On November 2, 1980, a car/train collision was to forever change my life. The accident ravaged my face and left my hands and body permanently paralyzed. I was left without hope of any gainful recovery or of ever being able to walk or use my hands again. The dawning realization that I was facing a lifetime of physical therapy and countless operations became a reality as I tried relentlessly to develop some motor skills in my arms. For therapy, I enrolled in a painting class where I quickly discovered the concept of art as a vehicle for self-expression. I wanted to create a visual diary that would document, through emotional visual metaphors, my new life as one of the physically challenged. My painting turned obsessively to self-portraits that glorified my role as a heroic martyr. While faithfully recording the anguish of paralysis and numerous surgeries, my paintings described a journey of physical pain, emotional revelations, and the underlying resolve to "brave the storm". Through the expressive physiognomy of my self-portraits, I was able to vicariously project attitudes and feelings that my body could no longer express.
As an artist, I am concerned with many issues in art and although the narrative holds a dominant position in my work, my paintings are designed to address the viewer on many levels. The sheer expressive content of my work oftentimes confronts the viewer head on, challenging him or her to experience my reality in a context that transcends the boundaries of an able-bodied existence. The paintings personally address any kindred spirit who has ever felt isolation, physical or emotional pain, dysfunctional relationships or loss of control. My impetus has never been to compete for the "cutting edge" in painting arenas, but rather to document the human condition. I found myself following in the footsteps of certain artists and writers whose discovery helped to validate within myself the autobiographical or highly personal nature of my work; artists such as Frida Kahlo, Ivan Albright, Russell J. Sether, Maya Angelou and countless other writers and poets. Like them, I discovered an inner strength and a certain freedom in disclosing all of my most intimate secrets to the world and my reward has been the intimate connection that I create with the viewer. UP FROM THE ASHES, my new series of paintings in progress, refers to the mythological Phoenix bird who according to legend, was consumed in fire and was then miraculously reborn out of its own ashes. I believe that like the Phoenix bird, we too are reborn each time we survive the fire of adversity and that our greatest inner strengths and compassion are gifts that are oftentimes born out of tragedy. We can only truly understand our humanity when we have been consumed by it.

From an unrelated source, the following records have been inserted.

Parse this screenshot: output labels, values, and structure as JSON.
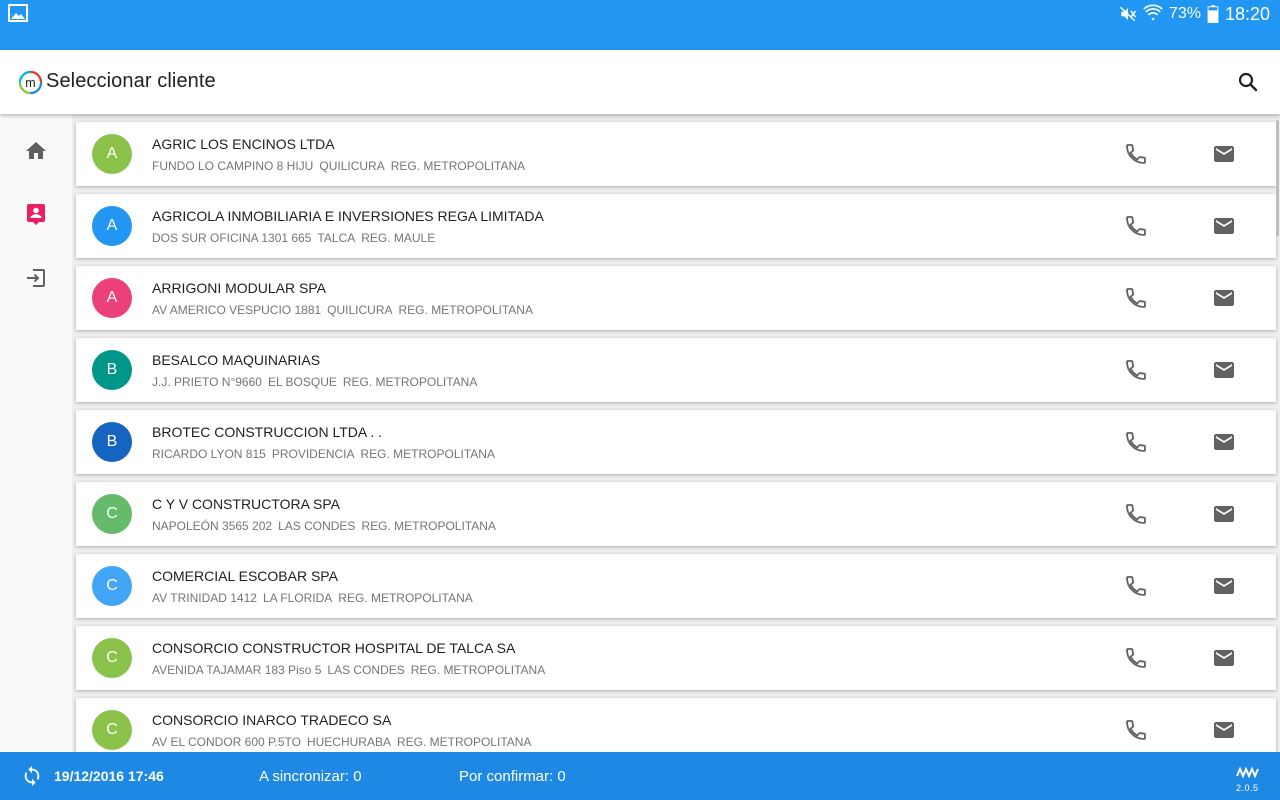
{
  "status_bar": {
    "left_icon": "gallery-notification-icon",
    "battery": "73%",
    "time": "18:20",
    "icons": [
      "mute-icon",
      "wifi-icon",
      "battery-icon"
    ]
  },
  "app_bar": {
    "title": "Seleccionar cliente",
    "logo_letter": "m",
    "search_icon": "search-icon"
  },
  "side_nav": {
    "items": [
      {
        "name": "home",
        "icon": "home-icon",
        "active": false
      },
      {
        "name": "clients",
        "icon": "contact-card-icon",
        "active": true
      },
      {
        "name": "logout",
        "icon": "exit-icon",
        "active": false
      }
    ],
    "active_color": "#e91e63"
  },
  "clients": [
    {
      "initial": "A",
      "color": "#8bc34a",
      "name": "AGRIC LOS ENCINOS LTDA",
      "address": [
        "FUNDO LO CAMPINO 8 HIJU",
        "QUILICURA",
        "REG. METROPOLITANA"
      ]
    },
    {
      "initial": "A",
      "color": "#2196f3",
      "name": "AGRICOLA INMOBILIARIA E INVERSIONES REGA LIMITADA",
      "address": [
        "DOS SUR OFICINA 1301 665",
        "TALCA",
        "REG. MAULE"
      ]
    },
    {
      "initial": "A",
      "color": "#ec407a",
      "name": "ARRIGONI MODULAR SPA",
      "address": [
        "AV AMERICO VESPUCIO 1881",
        "QUILICURA",
        "REG. METROPOLITANA"
      ]
    },
    {
      "initial": "B",
      "color": "#009688",
      "name": "BESALCO MAQUINARIAS",
      "address": [
        "J.J. PRIETO N°9660",
        "EL BOSQUE",
        "REG. METROPOLITANA"
      ]
    },
    {
      "initial": "B",
      "color": "#1565c0",
      "name": "BROTEC CONSTRUCCION LTDA . .",
      "address": [
        "RICARDO LYON 815",
        "PROVIDENCIA",
        "REG. METROPOLITANA"
      ]
    },
    {
      "initial": "C",
      "color": "#66bb6a",
      "name": "C Y V CONSTRUCTORA SPA",
      "address": [
        "NAPOLEÓN 3565 202",
        "LAS CONDES",
        "REG. METROPOLITANA"
      ]
    },
    {
      "initial": "C",
      "color": "#42a5f5",
      "name": "COMERCIAL ESCOBAR SPA",
      "address": [
        "AV TRINIDAD 1412",
        "LA FLORIDA",
        "REG. METROPOLITANA"
      ]
    },
    {
      "initial": "C",
      "color": "#8bc34a",
      "name": "CONSORCIO CONSTRUCTOR HOSPITAL DE TALCA SA",
      "address": [
        "AVENIDA TAJAMAR 183 Piso 5",
        "LAS CONDES",
        "REG. METROPOLITANA"
      ]
    },
    {
      "initial": "C",
      "color": "#8bc34a",
      "name": "CONSORCIO INARCO TRADECO SA",
      "address": [
        "AV EL CONDOR 600 P.5TO",
        "HUECHURABA",
        "REG. METROPOLITANA"
      ]
    }
  ],
  "row_icons": {
    "phone": "phone-icon",
    "email": "email-icon"
  },
  "bottom_bar": {
    "sync_icon": "sync-icon",
    "last_sync": "19/12/2016 17:46",
    "to_sync": "A sincronizar: 0",
    "to_confirm": "Por confirmar: 0",
    "version": "2.0.5",
    "brand_icon": "brand-logo-icon"
  },
  "colors": {
    "status_bar": "#2196f3",
    "bottom_bar": "#1e88e5",
    "icon_gray": "#616161"
  }
}
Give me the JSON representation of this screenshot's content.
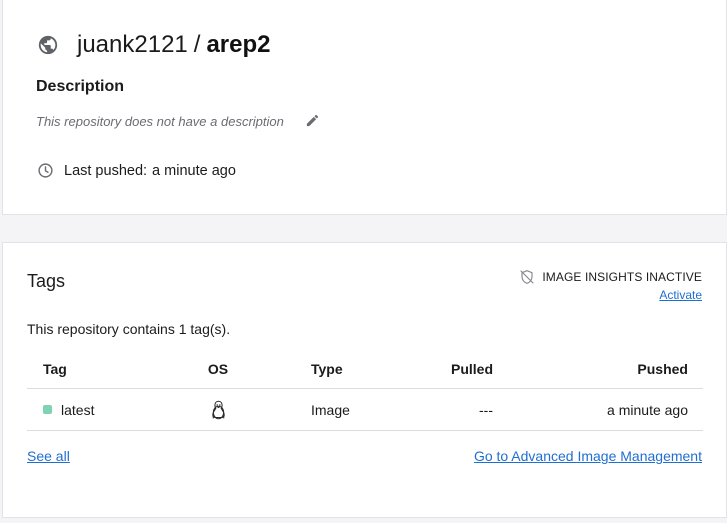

The convoluted visual framework that weaves together the symbolic imagery in my work is designed to engage the viewer on yet another level. My paintings are a pictorial blend of exaggerated gestural images, improbable hand signals, artificial color, botanical references, symbolic iconography, anatomical anomalies, illusionistic "uncertainty" and a suspension of time, all of which are visually depicted within a single spatial reality. Typology, the study of symbols and/or a doctrine of theological "types" offers a broad base from which to gather the seeds for my "players". These symbols and character "types", combined with other visual stereotypes and my abundant use of religious iconography, such as Christ-like references, classical columnar architecture and drapery, idealization of the figure and Baroque compositional elements, are intended to infer parallel links between me and the archetypes depicted.
As a body of work, the paintings reveal not only my predilection for allegorical self-documentation, but also my passion for art history as well as the religious and expressive iconography of the Old Masters. I have this endless fascination with strong images and the emphatic weight of symbols, including everything from the old circus banners of the great American midway to classical, religious, and contemporary icons. Although my style reflects various periods in art it can not be attributed to any one movement in particular. My work borrows heavily not only from sixteenth and seventeenth century Mannerist and Baroque imagery as well as from the Renaissance, but also from the powerful and complex visual hyperbole of the surrealist movement. From within the conceptual framework of all these periods the visual genesis of my work is determined. In addition, I would like to revive the diminishing role of the allegorical language that was once so profound in classical narrative painting. My goal is not only to pay homage to these conventions in a manner that reflects the grandeur and high drama of those golden ages, but also to extract, distill and reinterpret those traditions into my own personal visual poetry.
Copyright ©; 1998 Elisa Terranova. All Rights Reserved.